As a play about the fundamental issue of human rights and the importance of ensuring access to justice, Terence Rattigan's classic play about a boy accused of stealing a five shilling postal order seems more up to date than ever. Written in 1946 and set just before World War One, it's a favourite of amateur dramatic societies but less often revived in the professional theatre. But while some of the dialogue and characters, including a comic parlourmaid and a stuffy cricket-playing solicitor, seem a bit cobwebby, the central story hasn't dated a bit.
The amateur production I saw on Saturday was excellent (congratulations, Shoreham Players!) and a reminder of what a skilled craftsman Rattigan is; in the opening scene the disgraced naval cadet Ronnie returns to the family home from college two days early, unseen except by the maid. When the family return from church, they don't know he has gone to hide in the garden -- but the audience knows it, and senses that something is deeply amiss. Dramatic irony of this kind and the use of subtext to disguise passionate feeling are the twin hallmarks of Rattigan's writing. The main plot of the play isn't about love and passion, but the emotions in the Winslow family get increasingly raw as the parents squabble, the sister's engagement is called off, the elder brother has to leave Oxford and the maid risks the sack as they fight to clear Ronnie's name. Rattigan raises the stakes all the time without forcing his very ordinary middle class English characters to betray their stiff-upper-lip background. The emotions get increasingly intense, but they largely remain below the surface of the dialogue. Catherine, Ronnie's sister, is the most interesting and fully created character in the play -- a suffragette whose personal dilemma is finely balanced and exquisitely expressed. As the member of the family with most to lose, she nonetheless opts to back her father's legal battle on behalf of his son and is furious when he suggests giving up. The price she pays is the loss of her fiance, a dullish army officer. Rattigan delicately shows her initial prejudice against Sir Robert Morton, the 'cold fish' of a Tory barrister whose dramatic decision to take on the case forms the climax of Act One. Later on she realises she has misjudged Morton; there's a subtle hint of mutual attraction between these political opposites in the scene which Rattigan uses to end the play. While the rest of the family celebrate the legal win, Catherine sits there seemingly devastated by the news that the despised and supercilious Morton has turned down the chance to be Lord Chief Justice in order to fight the Winslow boy's case.
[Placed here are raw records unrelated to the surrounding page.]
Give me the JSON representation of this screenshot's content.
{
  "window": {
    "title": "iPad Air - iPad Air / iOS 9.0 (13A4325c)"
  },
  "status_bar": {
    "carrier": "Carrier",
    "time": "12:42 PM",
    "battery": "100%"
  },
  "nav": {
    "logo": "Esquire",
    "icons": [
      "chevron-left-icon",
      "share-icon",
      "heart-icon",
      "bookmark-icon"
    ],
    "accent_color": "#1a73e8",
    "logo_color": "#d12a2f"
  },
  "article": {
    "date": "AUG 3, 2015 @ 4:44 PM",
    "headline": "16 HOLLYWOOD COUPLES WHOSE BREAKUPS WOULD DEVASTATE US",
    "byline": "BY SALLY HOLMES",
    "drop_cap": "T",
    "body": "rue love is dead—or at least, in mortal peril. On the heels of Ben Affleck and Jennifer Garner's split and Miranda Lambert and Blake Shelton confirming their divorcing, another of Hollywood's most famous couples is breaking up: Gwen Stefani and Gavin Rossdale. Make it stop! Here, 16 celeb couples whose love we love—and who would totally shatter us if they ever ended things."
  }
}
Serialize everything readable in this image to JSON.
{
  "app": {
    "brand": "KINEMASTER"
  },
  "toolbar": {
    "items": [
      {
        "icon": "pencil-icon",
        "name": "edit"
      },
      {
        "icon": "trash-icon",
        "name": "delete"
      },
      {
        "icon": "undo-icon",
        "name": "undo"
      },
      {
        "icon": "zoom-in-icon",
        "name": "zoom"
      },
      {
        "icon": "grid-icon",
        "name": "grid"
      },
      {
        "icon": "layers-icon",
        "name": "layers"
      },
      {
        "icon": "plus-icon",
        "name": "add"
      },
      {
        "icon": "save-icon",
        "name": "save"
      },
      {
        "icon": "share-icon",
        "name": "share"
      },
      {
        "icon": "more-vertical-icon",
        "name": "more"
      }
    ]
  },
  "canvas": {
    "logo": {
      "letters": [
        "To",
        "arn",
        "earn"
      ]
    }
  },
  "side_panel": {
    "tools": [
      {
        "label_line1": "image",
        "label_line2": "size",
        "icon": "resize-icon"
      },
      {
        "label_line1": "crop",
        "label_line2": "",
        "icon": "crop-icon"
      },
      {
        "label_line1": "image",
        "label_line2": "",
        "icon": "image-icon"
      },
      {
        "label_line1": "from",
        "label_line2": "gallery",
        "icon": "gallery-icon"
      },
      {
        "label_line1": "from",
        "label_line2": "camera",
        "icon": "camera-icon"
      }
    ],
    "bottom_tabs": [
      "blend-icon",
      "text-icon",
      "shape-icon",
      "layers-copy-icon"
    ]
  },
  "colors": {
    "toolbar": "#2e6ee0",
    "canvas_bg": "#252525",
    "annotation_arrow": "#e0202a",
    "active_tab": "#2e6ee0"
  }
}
Having seen quite a few Rattigan plays in 2011, the year of his centenary, I wasn't surprised by his theatrical skill in The Winslow Boy. How many authors can create all the tension and suspense of a court case without actually setting any of the scenes in the courtroom? What surprised me was the play's very contemporary theme. 'Let right be done' is the theme of the legal battle against the odds which Ronnie Winslow's father launches to clear his son's name. Rattigan dedicated the play to the young Master Paul Channon, the son of his wealthy Tory lover 'Chips' Channon, 'in the hope that he will live to see a world in which this play will point no moral'. Rattigan, it shouldn't be forgotten, was a liberal leftwinger, not a crusty Tory, despite his champagne lifestyle. What is important in the story of Ronnie is not whether or not he stole a five shilling postal order, but whether he has the right to a fair trial in the face of the 'despotism' of a government bureaucracy which has closed ranks and condemned him without a hearing. Sounds familiar? Of course it does. You don't have to be an expert on the European Convention of Human Rights and the Human Rights Act, neither of which had been written when Rattigan wrote the play, to understand the need for them. While the Daily Mail, the Sun and large elements of the Conservative party want to scrap these vital guarantees, Rattigan's play reminds us that sometimes the respectable middle classes need their rights protected too, for the most unexpected reasons. 'No one party has a monopoly of concern for individual liberty. On that issue all parties are united,' Sir Robert tells Catherine in the final scene. She is unpersuaded: 'Only some people from all parties,' she counters. 'That is a wise remark. We can only hope, then, that those same people will always prove enough people,' he replies.